DFN Project SEARCH works to build a more inclusive society by helping to create much improved career opportunities for those with learning disabilities and autism through 70 supported internships schemes across the UK, and the charity is succeeding even in the midst of the Covid-19 pandemic.

Latest data from DFN Project SEARCH shows that in the past 12 months, 64 per cent of its 477 interns secured a paid job with 262 of those young people moving into full time, well-paid work. Additionally, 32 DFN Project SEARCH interns secured a job when the country was in full lockdown and all of the roles were classified as key workers.

"One of the things that I am particularly proud of during this time is the number of DFN Project SEARCH graduates who have been working in and securing key worker roles during the crisis," Claire said.

"The past 12 months have been transformational as we have responded to the challenges of the Pandemic and it is fair to say that the social hierarchy has been challenged. We have never been more equal, no one can buy protection from the virus. Society has been forced to reassess what we consider key and essential roles to be and communities have started to value and celebrate people as individuals."

"Our interns have risen to the challenge in frontline roles and continue to do amazing work across vital industries like healthcare and logistics. They share anxieties like all of us, but they have overcome these to be part of a more inclusive workforce. What's more is that their work ethic has shone through and they have shown themselves to be able to understand and adhere to new ways of working and follow stringent health and safety guidelines."

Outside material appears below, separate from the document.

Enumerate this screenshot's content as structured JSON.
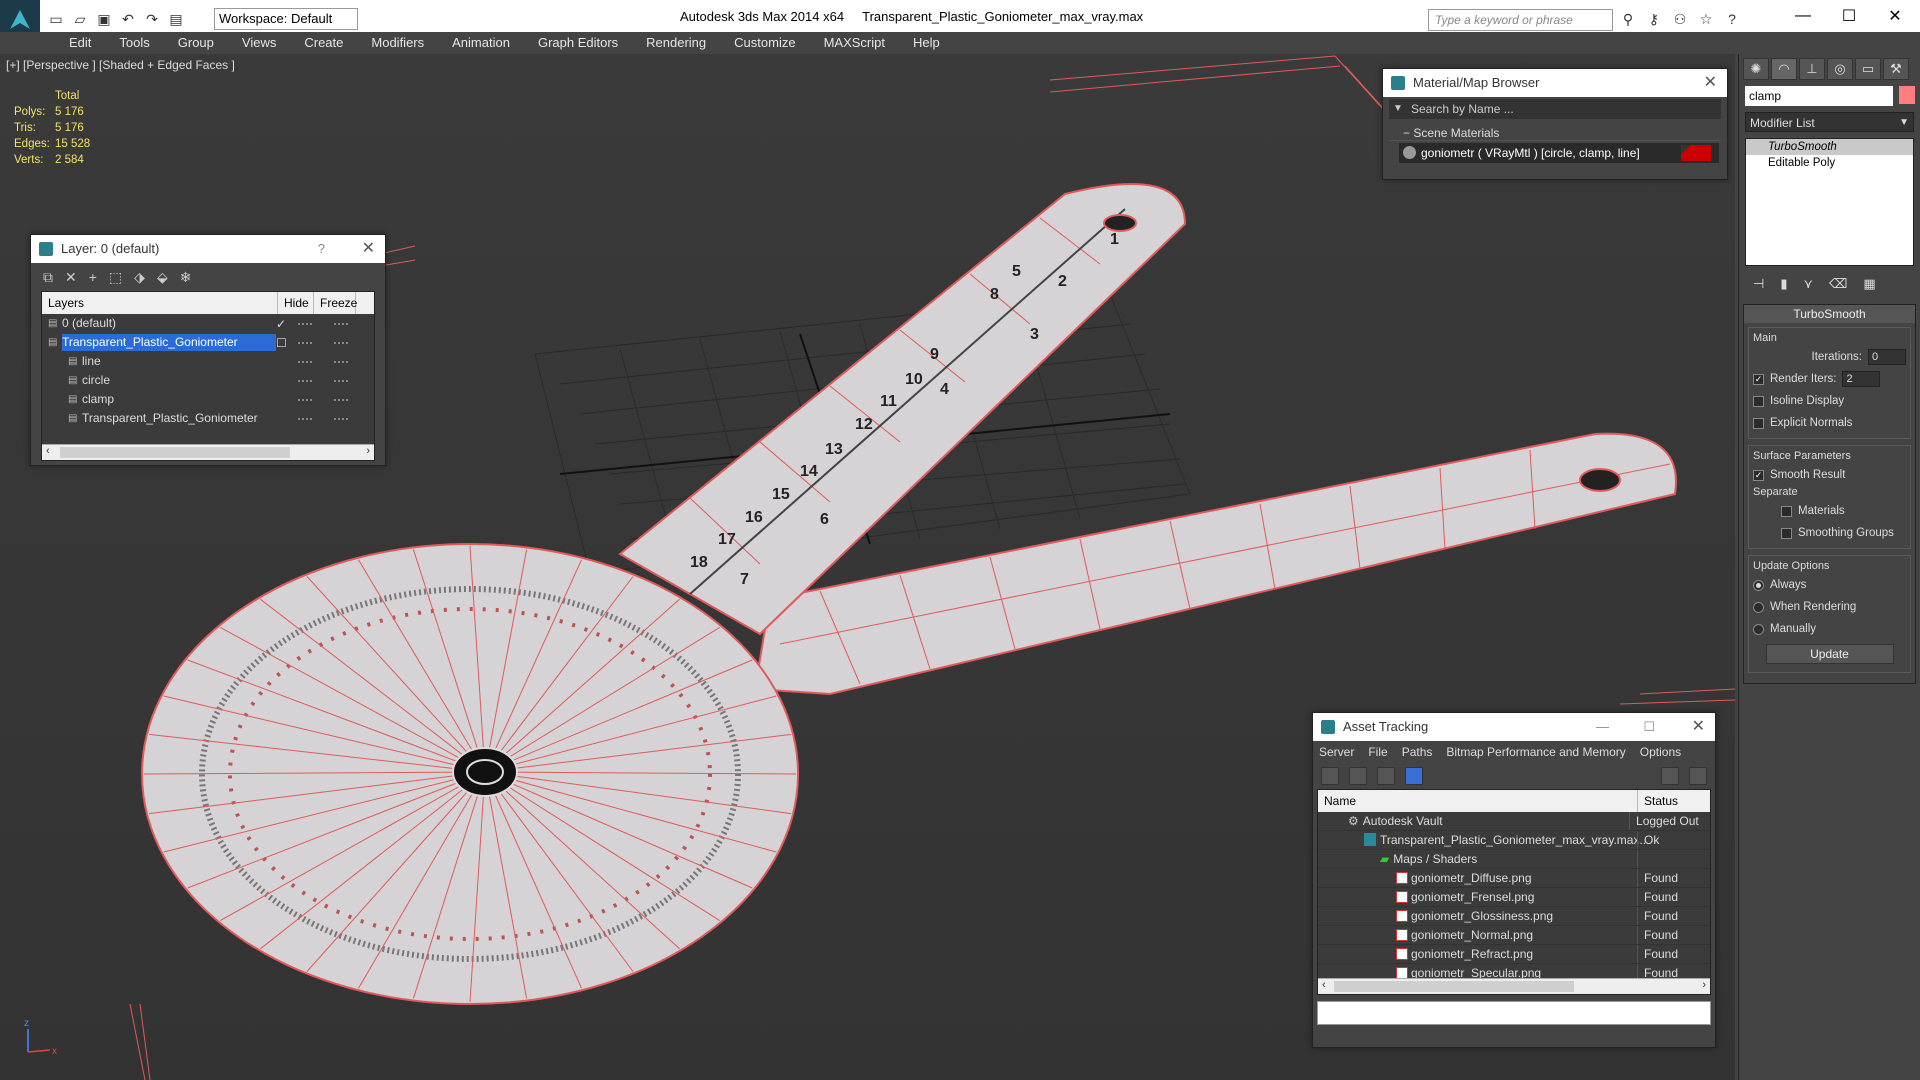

A passionate advocate in both the education sector, as well as with employers, Claire has an extensive knowledge of employment provisions across the country, developed throughout her teaching career where she wrote curriculums and led supported internship programmes for students with additional learning needs.

Claire worked her way up to the role of Associate Headteacher at Woodlands School, a broad-spectrum Special School, before joining the DFN Charitable Foundation in 2019 and, shortly after, taking over the reins of DFN Project SEARCH in April 2020.

"While at Woodlands, I gave a presentation at the Department for Education around employment and curriculum design. It was there that I met David Forbes-Nixon, the chairman of DFN foundation. He spoke to me about the ambition the foundation had to spread the growth of support internships and I just thought, 'Oh my goodness! That drive, passion and the ambition to scale it up in that way – it was everything that I believed in," Claire explained.

"If I had stayed at Woodlands, I could have only impacted on the lives of those who were at school. Whereas at the DFN Foundation, I am responsible for executing DFN Project SEARCH's long-term strategic goal of getting thousands of young adults with learning difficulties and autism into full-time paid jobs."

Under Claire's leadership, the charity achieved a Net Promotor Score of 66.5 per cent in 2020 which according to Bain & Co. an NPS of 50+ is regarded as Excellent and 70+ is World Class.

Additionally, between August and September last year, an external research company that reached out to its partners to find out their views about DFN Project SEARCH found that 96 per cent agree that the programme is high aiming, 95 per cent said that the programme achieves great results and that 94 per cent believe the programme is committed to continued improvement.

This, Claire said, is a testament to "the dedication and collaboration from our partners in education, business, local government and healthcare."

"We couldn't have achieved such incredible results without the myriad of people involved in the running of our programmes as well as the drive and commitment from our talented interns. This includes a host of fantastic women, from DFN staff and job coaches to interns, who continue to inspire me daily and I would like to give a special nod to them on this year's International Women's Day. We saw another yearly increase in the number of young women enrolling in our programmes last year and, as we work toward our ambitious target, I am excited to see more female graduates going on to do wonderful things."